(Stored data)
+===+

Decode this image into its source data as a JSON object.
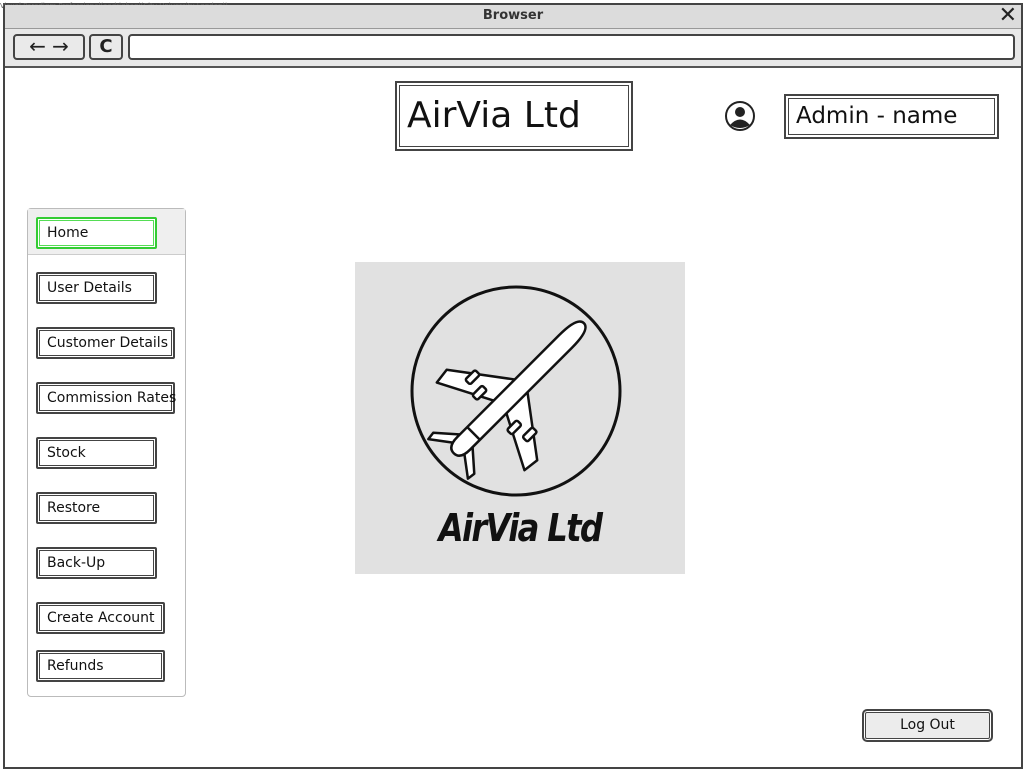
{
  "watermark": "Visual Paradigm Professional(aadrighani(City University London))",
  "browser": {
    "title": "Browser",
    "close_icon": "close-icon",
    "back_forward_glyph": "← →",
    "refresh_glyph": "C",
    "address": ""
  },
  "header": {
    "company_title": "AirVia Ltd",
    "user_icon": "user-avatar-icon",
    "admin_label": "Admin - name"
  },
  "sidebar": {
    "items": [
      {
        "label": "Home",
        "active": true
      },
      {
        "label": "User Details"
      },
      {
        "label": "Customer Details"
      },
      {
        "label": "Commission Rates"
      },
      {
        "label": "Stock"
      },
      {
        "label": "Restore"
      },
      {
        "label": "Back-Up"
      },
      {
        "label": "Create Account"
      },
      {
        "label": "Refunds"
      }
    ]
  },
  "main": {
    "logo_icon": "airplane-icon",
    "logo_text": "AirVia Ltd"
  },
  "footer": {
    "logout_label": "Log Out"
  }
}
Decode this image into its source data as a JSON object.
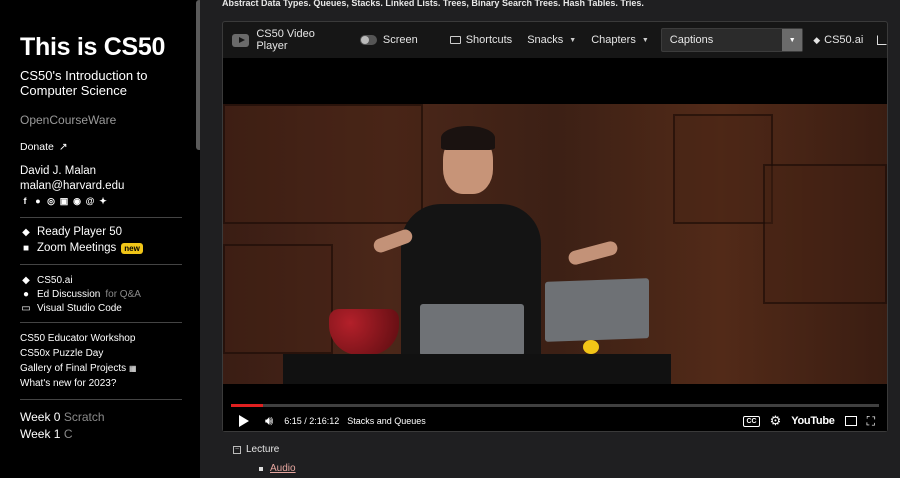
{
  "sidebar": {
    "title": "This is CS50",
    "subtitle": "CS50's Introduction to Computer Science",
    "ocw": "OpenCourseWare",
    "donate": "Donate",
    "author": "David J. Malan",
    "email": "malan@harvard.edu",
    "social_icons": [
      "facebook-icon",
      "github-icon",
      "instagram-icon",
      "linkedin-icon",
      "reddit-icon",
      "threads-icon",
      "twitter-icon"
    ],
    "group1": [
      {
        "label": "Ready Player 50",
        "icon": "duck-icon"
      },
      {
        "label": "Zoom Meetings",
        "icon": "video-icon",
        "badge": "new"
      }
    ],
    "group2": [
      {
        "label": "CS50.ai",
        "icon": "duck-icon"
      },
      {
        "label": "Ed Discussion",
        "suffix": "for Q&A",
        "icon": "chat-icon"
      },
      {
        "label": "Visual Studio Code",
        "icon": "monitor-icon"
      }
    ],
    "group3": [
      "CS50 Educator Workshop",
      "CS50x Puzzle Day",
      "Gallery of Final Projects",
      "What's new for 2023?"
    ],
    "weeks": [
      {
        "label": "Week 0",
        "topic": "Scratch"
      },
      {
        "label": "Week 1",
        "topic": "C"
      }
    ]
  },
  "main": {
    "topline": "Abstract Data Types. Queues, Stacks. Linked Lists. Trees, Binary Search Trees. Hash Tables. Tries.",
    "player": {
      "title": "CS50 Video Player",
      "screen_label": "Screen",
      "shortcuts": "Shortcuts",
      "snacks": "Snacks",
      "chapters": "Chapters",
      "captions": "Captions",
      "cs50ai": "CS50.ai",
      "time": "6:15 / 2:16:12",
      "chapter_name": "Stacks and Queues",
      "youtube": "YouTube",
      "cc": "CC",
      "progress": 0.05
    },
    "lecture": "Lecture",
    "audio": "Audio"
  }
}
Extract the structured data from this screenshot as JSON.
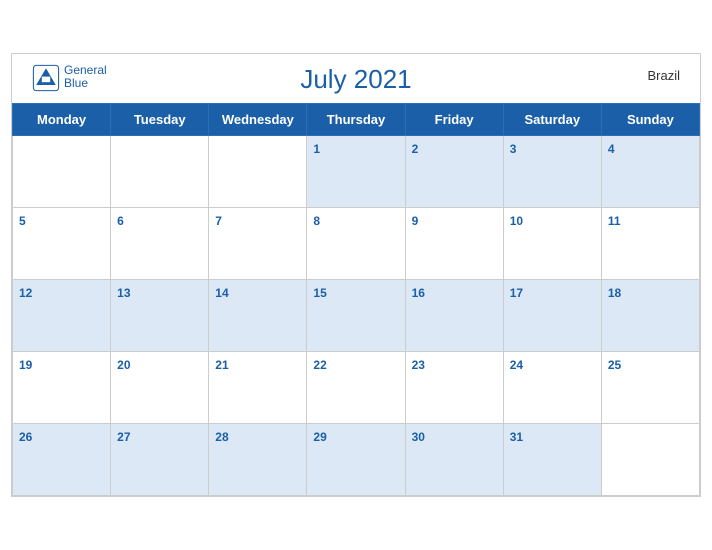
{
  "header": {
    "brand_name_line1": "General",
    "brand_name_line2": "Blue",
    "title": "July 2021",
    "country": "Brazil"
  },
  "weekdays": [
    "Monday",
    "Tuesday",
    "Wednesday",
    "Thursday",
    "Friday",
    "Saturday",
    "Sunday"
  ],
  "weeks": [
    [
      "",
      "",
      "",
      "1",
      "2",
      "3",
      "4"
    ],
    [
      "5",
      "6",
      "7",
      "8",
      "9",
      "10",
      "11"
    ],
    [
      "12",
      "13",
      "14",
      "15",
      "16",
      "17",
      "18"
    ],
    [
      "19",
      "20",
      "21",
      "22",
      "23",
      "24",
      "25"
    ],
    [
      "26",
      "27",
      "28",
      "29",
      "30",
      "31",
      ""
    ]
  ]
}
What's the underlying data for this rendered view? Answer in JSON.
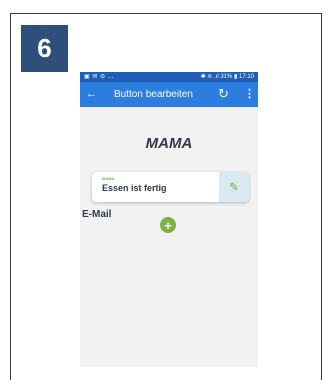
{
  "step": {
    "number": "6"
  },
  "status_bar": {
    "left_icons": "▣ ✉ ⊜ …",
    "right_text": "✱ ≋ .ıl 31% ▮ 17:10"
  },
  "app_bar": {
    "back_icon": "←",
    "title": "Button bearbeiten",
    "refresh_icon": "↻",
    "more_icon": "⋮"
  },
  "content": {
    "heading": "MAMA",
    "card": {
      "small_label": "MAMA",
      "main_label": "Essen ist fertig",
      "edit_icon": "✎"
    },
    "section_label": "E-Mail",
    "add_icon": "+"
  },
  "colors": {
    "badge": "#2e4f7a",
    "app_bar": "#2b7de0",
    "status_bar": "#1f5fb5",
    "accent_green": "#7cb342"
  }
}
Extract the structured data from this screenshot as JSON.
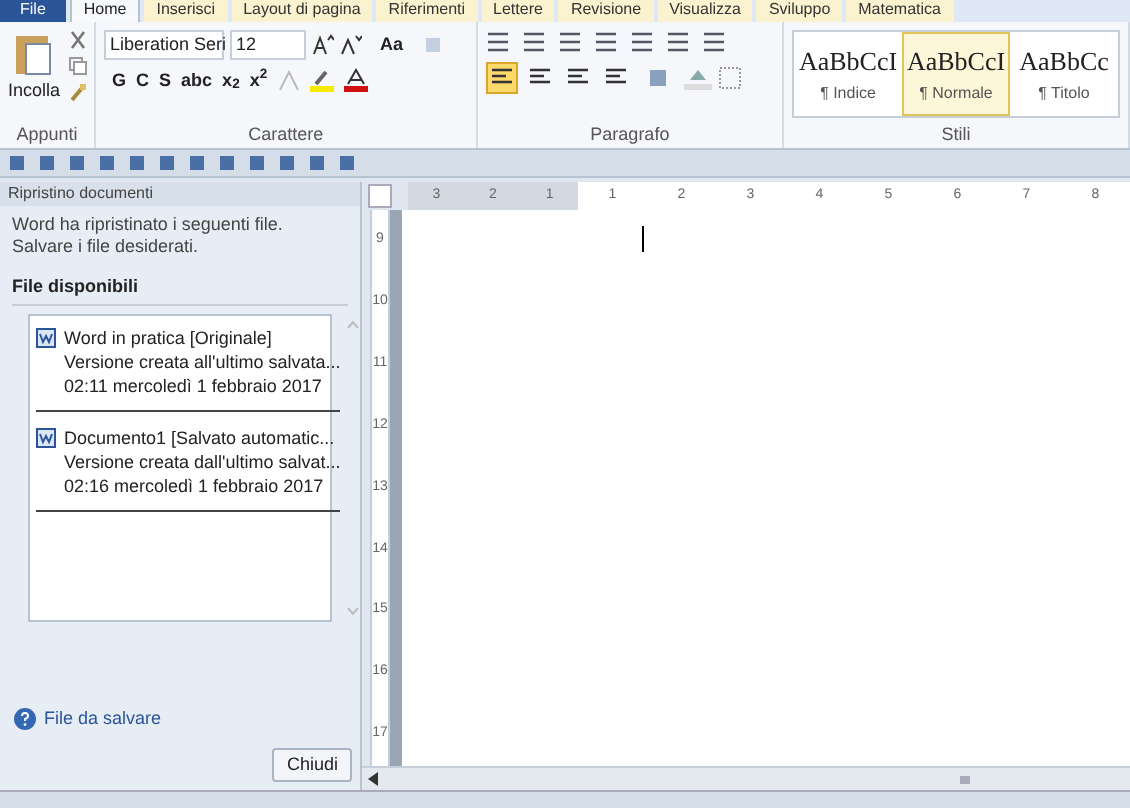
{
  "file_tab": "File",
  "tabs": [
    {
      "label": "Home",
      "selected": true
    },
    {
      "label": "Inserisci",
      "selected": false
    },
    {
      "label": "Layout di pagina",
      "selected": false
    },
    {
      "label": "Riferimenti",
      "selected": false
    },
    {
      "label": "Lettere",
      "selected": false
    },
    {
      "label": "Revisione",
      "selected": false
    },
    {
      "label": "Visualizza",
      "selected": false
    },
    {
      "label": "Sviluppo",
      "selected": false
    },
    {
      "label": "Matematica",
      "selected": false
    }
  ],
  "clipboard": {
    "label": "Appunti",
    "paste_label": "Incolla"
  },
  "font": {
    "label": "Carattere",
    "font_name": "Liberation Seri",
    "font_size": "12",
    "change_case": "Aa",
    "format_buttons": [
      "G",
      "C",
      "S",
      "abc",
      "x$_{2}$",
      "x$^{2}$"
    ]
  },
  "paragraph": {
    "label": "Paragrafo",
    "alignments": [
      {
        "selected": true
      },
      {
        "selected": false
      },
      {
        "selected": false
      },
      {
        "selected": false
      }
    ]
  },
  "styles": {
    "label": "Stili",
    "items": [
      {
        "sample": "AaBbCcI",
        "name": "¶ Indice",
        "selected": false
      },
      {
        "sample": "AaBbCcI",
        "name": "¶ Normale",
        "selected": true
      },
      {
        "sample": "AaBbCc",
        "name": "¶ Titolo",
        "selected": false
      }
    ]
  },
  "recovery_pane": {
    "title": "Ripristino documenti",
    "message": "Word ha ripristinato i seguenti file. Salvare i file desiderati.",
    "section": "File disponibili",
    "files": [
      {
        "name": "Word in pratica  [Originale]",
        "detail": "Versione creata all'ultimo salvata...",
        "time": "02:11 mercoledì 1 febbraio 2017"
      },
      {
        "name": "Documento1  [Salvato automatic...",
        "detail": "Versione creata dall'ultimo salvat...",
        "time": "02:16 mercoledì 1 febbraio 2017"
      }
    ],
    "help_link": "File da salvare",
    "close_button": "Chiudi"
  },
  "ruler": {
    "horizontal": [
      "3",
      "2",
      "1",
      "1",
      "2",
      "3",
      "4",
      "5",
      "6",
      "7",
      "8"
    ],
    "vertical": [
      "9",
      "10",
      "11",
      "12",
      "13",
      "14",
      "15",
      "16",
      "17"
    ]
  }
}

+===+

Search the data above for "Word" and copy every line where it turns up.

    "message": "Word ha ripristinato i seguenti file. Salvare i file desiderati.",
        "name": "Word in pratica  [Originale]",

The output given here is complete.